**WHAT YOU ARE ASKED TO DO**
Going through the entries, how many lines include the string "artist"? Answer only with the number.

>>>>

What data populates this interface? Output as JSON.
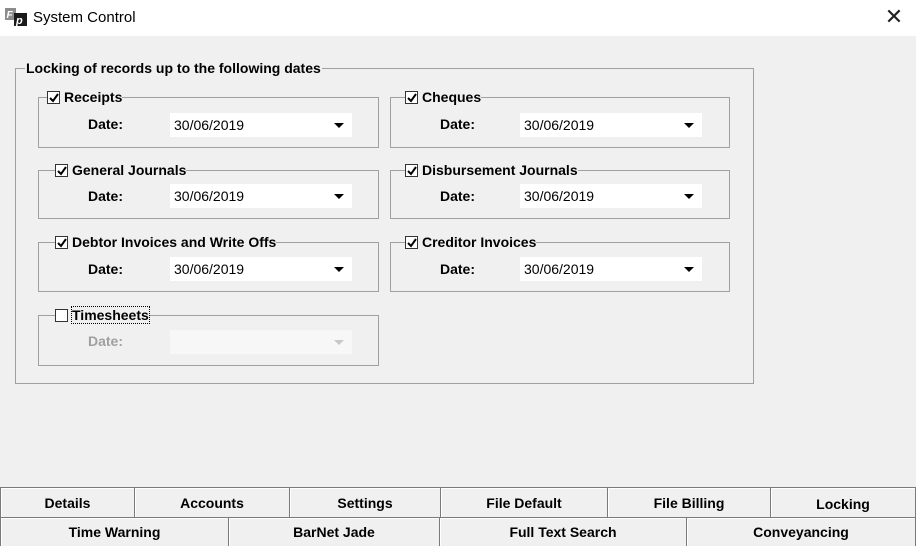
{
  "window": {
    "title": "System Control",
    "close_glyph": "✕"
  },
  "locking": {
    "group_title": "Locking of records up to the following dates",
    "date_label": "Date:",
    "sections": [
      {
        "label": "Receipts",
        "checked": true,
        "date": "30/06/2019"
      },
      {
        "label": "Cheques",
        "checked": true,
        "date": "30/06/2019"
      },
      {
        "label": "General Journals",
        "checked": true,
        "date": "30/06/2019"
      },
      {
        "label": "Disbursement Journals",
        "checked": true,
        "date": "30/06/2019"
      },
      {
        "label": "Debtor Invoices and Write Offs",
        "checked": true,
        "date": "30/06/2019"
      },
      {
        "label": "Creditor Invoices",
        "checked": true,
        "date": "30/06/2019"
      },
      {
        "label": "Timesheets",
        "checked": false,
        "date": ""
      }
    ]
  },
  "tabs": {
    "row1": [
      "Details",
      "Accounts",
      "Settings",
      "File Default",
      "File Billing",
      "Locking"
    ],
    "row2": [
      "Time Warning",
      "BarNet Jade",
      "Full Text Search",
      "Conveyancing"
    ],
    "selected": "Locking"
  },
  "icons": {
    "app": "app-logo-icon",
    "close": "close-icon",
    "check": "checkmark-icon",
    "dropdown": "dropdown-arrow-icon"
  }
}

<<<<
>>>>

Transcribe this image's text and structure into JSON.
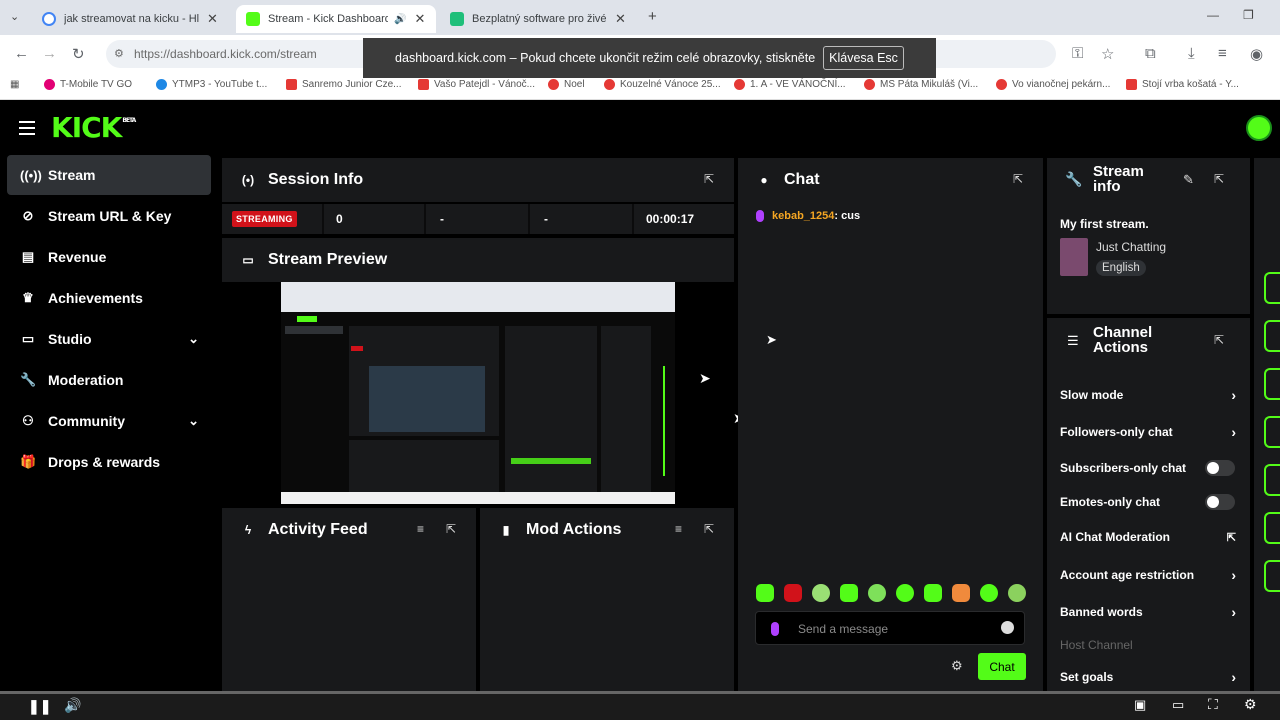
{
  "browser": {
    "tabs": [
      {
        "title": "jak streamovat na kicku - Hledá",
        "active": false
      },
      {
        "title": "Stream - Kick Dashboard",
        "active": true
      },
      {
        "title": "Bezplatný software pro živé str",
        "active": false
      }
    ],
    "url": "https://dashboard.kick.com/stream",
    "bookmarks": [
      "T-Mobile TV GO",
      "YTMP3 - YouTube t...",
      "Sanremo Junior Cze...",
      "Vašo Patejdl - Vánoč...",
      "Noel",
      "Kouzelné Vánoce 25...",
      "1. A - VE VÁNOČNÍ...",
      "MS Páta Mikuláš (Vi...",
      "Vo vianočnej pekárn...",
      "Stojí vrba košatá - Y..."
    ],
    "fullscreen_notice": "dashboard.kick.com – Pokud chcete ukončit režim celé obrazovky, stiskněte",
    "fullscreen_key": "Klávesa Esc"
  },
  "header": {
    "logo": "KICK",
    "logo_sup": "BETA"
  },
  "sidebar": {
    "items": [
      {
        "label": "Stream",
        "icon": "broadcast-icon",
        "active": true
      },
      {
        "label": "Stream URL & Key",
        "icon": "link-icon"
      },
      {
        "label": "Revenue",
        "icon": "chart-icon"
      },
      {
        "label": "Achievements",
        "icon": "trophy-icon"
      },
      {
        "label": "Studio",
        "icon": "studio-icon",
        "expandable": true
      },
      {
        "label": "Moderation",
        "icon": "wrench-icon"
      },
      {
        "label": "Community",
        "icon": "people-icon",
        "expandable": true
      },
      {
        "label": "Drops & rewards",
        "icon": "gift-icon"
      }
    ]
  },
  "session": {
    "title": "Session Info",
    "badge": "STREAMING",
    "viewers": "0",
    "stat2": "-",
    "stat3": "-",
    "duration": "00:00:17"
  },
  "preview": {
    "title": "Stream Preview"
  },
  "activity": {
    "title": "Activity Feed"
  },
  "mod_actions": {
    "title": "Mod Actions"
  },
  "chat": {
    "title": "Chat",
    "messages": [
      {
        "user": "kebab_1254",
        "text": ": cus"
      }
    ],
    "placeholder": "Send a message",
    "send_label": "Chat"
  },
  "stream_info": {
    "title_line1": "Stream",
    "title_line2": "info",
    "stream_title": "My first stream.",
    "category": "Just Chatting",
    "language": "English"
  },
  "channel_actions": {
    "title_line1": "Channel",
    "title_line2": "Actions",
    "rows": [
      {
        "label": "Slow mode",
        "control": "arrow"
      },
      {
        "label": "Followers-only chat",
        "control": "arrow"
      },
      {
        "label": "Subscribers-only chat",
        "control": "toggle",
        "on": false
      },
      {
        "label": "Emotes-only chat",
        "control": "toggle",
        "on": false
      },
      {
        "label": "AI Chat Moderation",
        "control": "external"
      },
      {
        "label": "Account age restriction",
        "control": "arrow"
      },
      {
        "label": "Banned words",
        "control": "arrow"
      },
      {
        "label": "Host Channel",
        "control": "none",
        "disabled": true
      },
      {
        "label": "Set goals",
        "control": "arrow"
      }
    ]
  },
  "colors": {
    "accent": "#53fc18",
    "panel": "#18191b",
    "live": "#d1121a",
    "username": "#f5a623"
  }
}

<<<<
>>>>

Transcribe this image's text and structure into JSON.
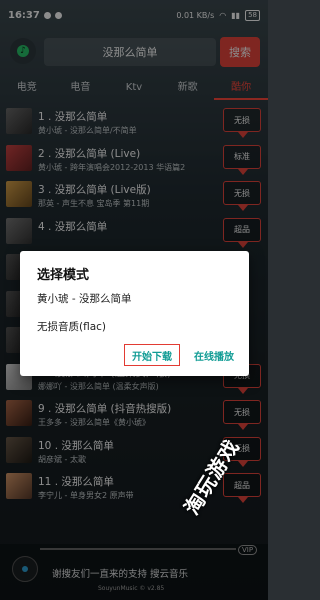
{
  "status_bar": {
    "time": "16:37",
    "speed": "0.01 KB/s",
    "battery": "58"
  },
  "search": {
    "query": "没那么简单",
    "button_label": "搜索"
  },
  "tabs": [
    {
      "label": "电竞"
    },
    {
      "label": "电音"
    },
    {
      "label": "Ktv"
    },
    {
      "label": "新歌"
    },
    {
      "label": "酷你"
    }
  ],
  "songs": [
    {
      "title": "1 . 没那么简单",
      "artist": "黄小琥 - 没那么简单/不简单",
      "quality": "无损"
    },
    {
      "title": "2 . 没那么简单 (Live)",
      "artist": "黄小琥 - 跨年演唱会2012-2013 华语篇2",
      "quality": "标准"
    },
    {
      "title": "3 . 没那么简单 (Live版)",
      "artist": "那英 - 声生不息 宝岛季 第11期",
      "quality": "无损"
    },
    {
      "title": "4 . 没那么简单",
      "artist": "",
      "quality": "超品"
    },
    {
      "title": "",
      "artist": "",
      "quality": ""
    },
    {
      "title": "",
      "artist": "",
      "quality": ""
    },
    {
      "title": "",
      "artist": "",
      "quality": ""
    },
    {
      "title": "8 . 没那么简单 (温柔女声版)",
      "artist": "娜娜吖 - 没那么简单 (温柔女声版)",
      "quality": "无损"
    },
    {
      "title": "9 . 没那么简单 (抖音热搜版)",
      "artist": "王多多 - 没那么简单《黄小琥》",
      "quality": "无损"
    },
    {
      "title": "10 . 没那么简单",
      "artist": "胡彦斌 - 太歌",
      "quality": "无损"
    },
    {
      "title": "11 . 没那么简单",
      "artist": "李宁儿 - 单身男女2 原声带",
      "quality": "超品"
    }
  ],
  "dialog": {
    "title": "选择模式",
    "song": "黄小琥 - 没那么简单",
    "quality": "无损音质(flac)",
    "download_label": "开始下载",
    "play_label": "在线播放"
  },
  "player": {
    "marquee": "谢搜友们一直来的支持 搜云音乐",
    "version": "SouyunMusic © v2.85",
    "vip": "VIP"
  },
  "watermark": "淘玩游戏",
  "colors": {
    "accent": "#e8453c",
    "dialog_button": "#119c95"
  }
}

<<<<

**RESULT FOR THIS EXERCISE**
11